-- WHAT TO DO --
Write out every line below again exactly as it stands, skipping each image.

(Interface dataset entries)
┌──

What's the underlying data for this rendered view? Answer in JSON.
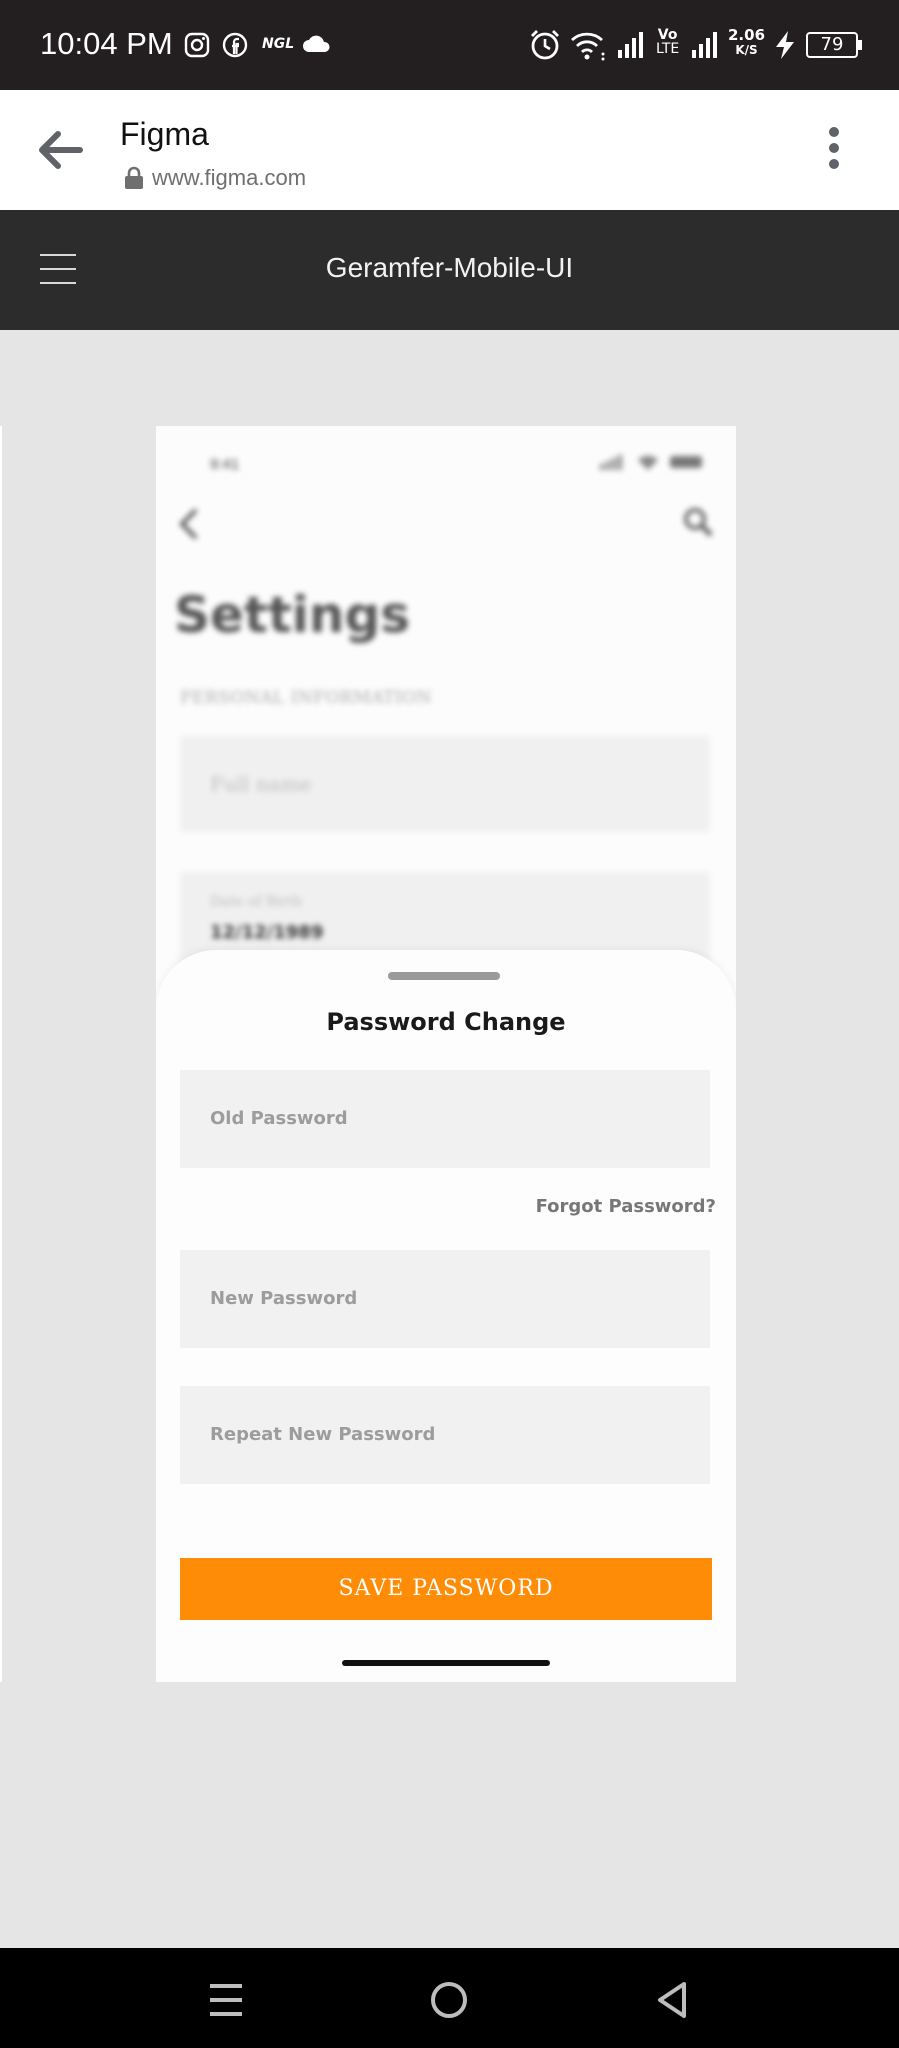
{
  "status_bar": {
    "time": "10:04 PM",
    "ngl_label": "NGL",
    "volte_top": "Vo",
    "volte_bottom": "LTE",
    "speed_value": "2.06",
    "speed_unit": "K/S",
    "battery": "79",
    "icons": [
      "instagram-icon",
      "facebook-icon",
      "ngl-icon",
      "cloud-icon",
      "alarm-icon",
      "wifi-icon",
      "signal-icon",
      "volte-icon",
      "signal-icon",
      "charging-icon",
      "battery-icon"
    ]
  },
  "browser": {
    "title": "Figma",
    "url": "www.figma.com"
  },
  "figma": {
    "title": "Geramfer-Mobile-UI"
  },
  "phone": {
    "time": "9:41",
    "heading": "Settings",
    "section_label": "PERSONAL INFORMATION",
    "full_name_placeholder": "Full name",
    "dob_label": "Date of Birth",
    "dob_value": "12/12/1989",
    "sheet": {
      "title": "Password Change",
      "old_password_placeholder": "Old Password",
      "forgot_label": "Forgot Password?",
      "new_password_placeholder": "New Password",
      "repeat_password_placeholder": "Repeat New Password",
      "save_label": "SAVE PASSWORD"
    }
  },
  "colors": {
    "accent": "#ff8c07",
    "status_bar_bg": "#231f20",
    "figma_header_bg": "#2c2c2c",
    "canvas_bg": "#e5e5e5"
  }
}
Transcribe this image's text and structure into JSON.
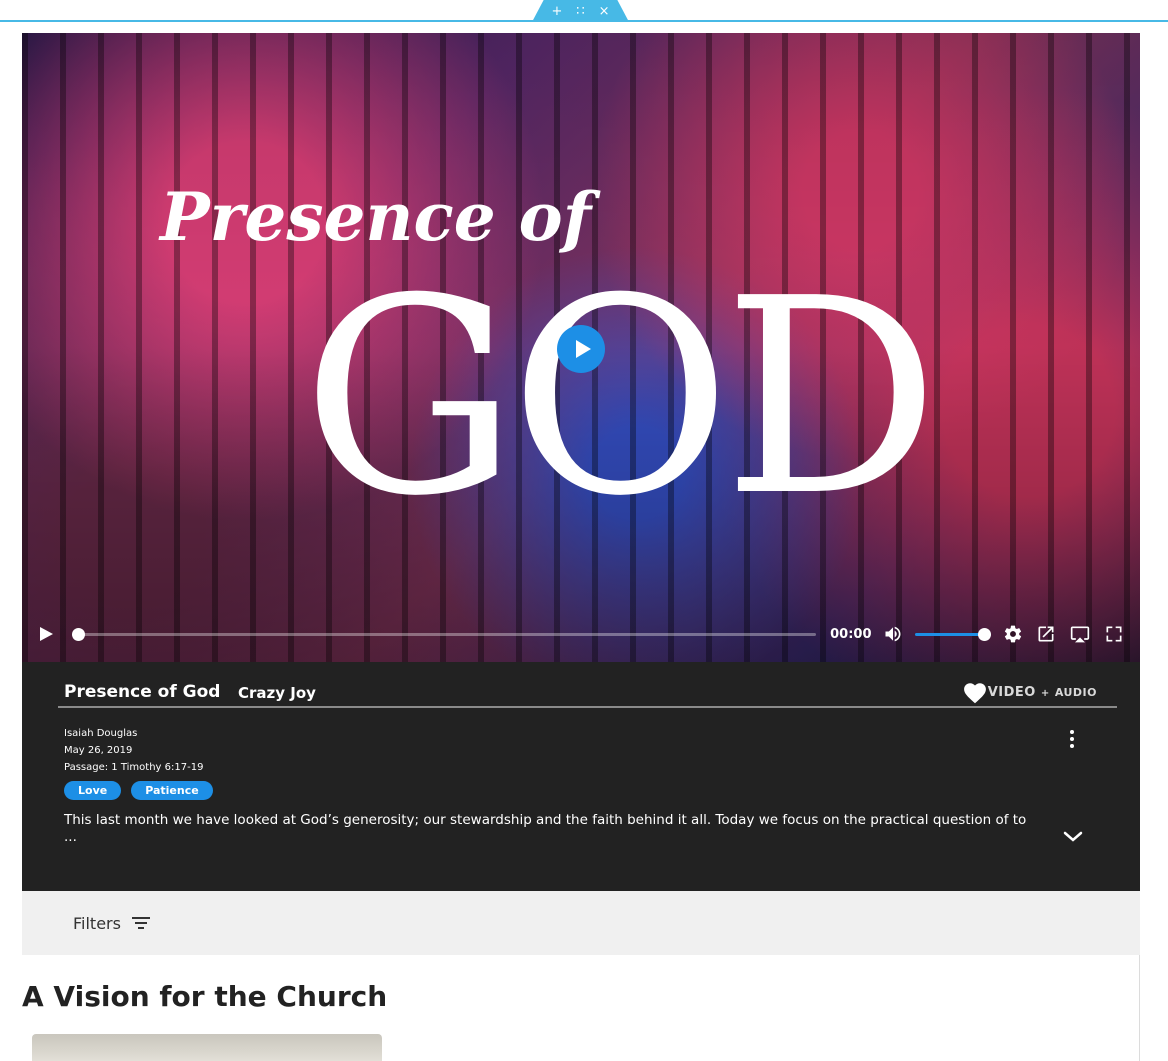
{
  "editor_bar": {
    "add_glyph": "+",
    "move_glyph": "∷",
    "close_glyph": "×"
  },
  "video": {
    "artwork_title_small": "Presence of",
    "artwork_title_big": "GOD",
    "time": "00:00",
    "progress": 0,
    "volume": 1.0
  },
  "sermon": {
    "title": "Presence of God",
    "series": "Crazy Joy",
    "media_video": "VIDEO",
    "media_plus": "+",
    "media_audio": "AUDIO",
    "speaker": "Isaiah Douglas",
    "date": "May 26, 2019",
    "passage": "Passage: 1 Timothy 6:17-19",
    "tags": [
      "Love",
      "Patience"
    ],
    "description": "This last month we have looked at God’s generosity; our stewardship and the faith behind it all. Today we focus on the practical question of to ..."
  },
  "filters": {
    "label": "Filters"
  },
  "section": {
    "title": "A Vision for the Church"
  },
  "colors": {
    "accent": "#1d8fe6",
    "editor": "#47b9e6",
    "panel": "#222222"
  }
}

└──

-- TASK RESULT --
What's the underlying data for this rendered view? Answer in JSON.
{
  "status_bar": {
    "time": "10:04 PM",
    "ngl_label": "NGL",
    "volte_top": "Vo",
    "volte_bottom": "LTE",
    "speed_value": "2.06",
    "speed_unit": "K/S",
    "battery": "79",
    "icons": [
      "instagram-icon",
      "facebook-icon",
      "ngl-icon",
      "cloud-icon",
      "alarm-icon",
      "wifi-icon",
      "signal-icon",
      "volte-icon",
      "signal-icon",
      "charging-icon",
      "battery-icon"
    ]
  },
  "browser": {
    "title": "Figma",
    "url": "www.figma.com"
  },
  "figma": {
    "title": "Geramfer-Mobile-UI"
  },
  "phone": {
    "time": "9:41",
    "heading": "Settings",
    "section_label": "PERSONAL INFORMATION",
    "full_name_placeholder": "Full name",
    "dob_label": "Date of Birth",
    "dob_value": "12/12/1989",
    "sheet": {
      "title": "Password Change",
      "old_password_placeholder": "Old Password",
      "forgot_label": "Forgot Password?",
      "new_password_placeholder": "New Password",
      "repeat_password_placeholder": "Repeat New Password",
      "save_label": "SAVE PASSWORD"
    }
  },
  "colors": {
    "accent": "#ff8c07",
    "status_bar_bg": "#231f20",
    "figma_header_bg": "#2c2c2c",
    "canvas_bg": "#e5e5e5"
  }
}
Transcribe this image's text and structure into JSON.
{
  "editor_bar": {
    "add_glyph": "+",
    "move_glyph": "∷",
    "close_glyph": "×"
  },
  "video": {
    "artwork_title_small": "Presence of",
    "artwork_title_big": "GOD",
    "time": "00:00",
    "progress": 0,
    "volume": 1.0
  },
  "sermon": {
    "title": "Presence of God",
    "series": "Crazy Joy",
    "media_video": "VIDEO",
    "media_plus": "+",
    "media_audio": "AUDIO",
    "speaker": "Isaiah Douglas",
    "date": "May 26, 2019",
    "passage": "Passage: 1 Timothy 6:17-19",
    "tags": [
      "Love",
      "Patience"
    ],
    "description": "This last month we have looked at God’s generosity; our stewardship and the faith behind it all. Today we focus on the practical question of to ..."
  },
  "filters": {
    "label": "Filters"
  },
  "section": {
    "title": "A Vision for the Church"
  },
  "colors": {
    "accent": "#1d8fe6",
    "editor": "#47b9e6",
    "panel": "#222222"
  }
}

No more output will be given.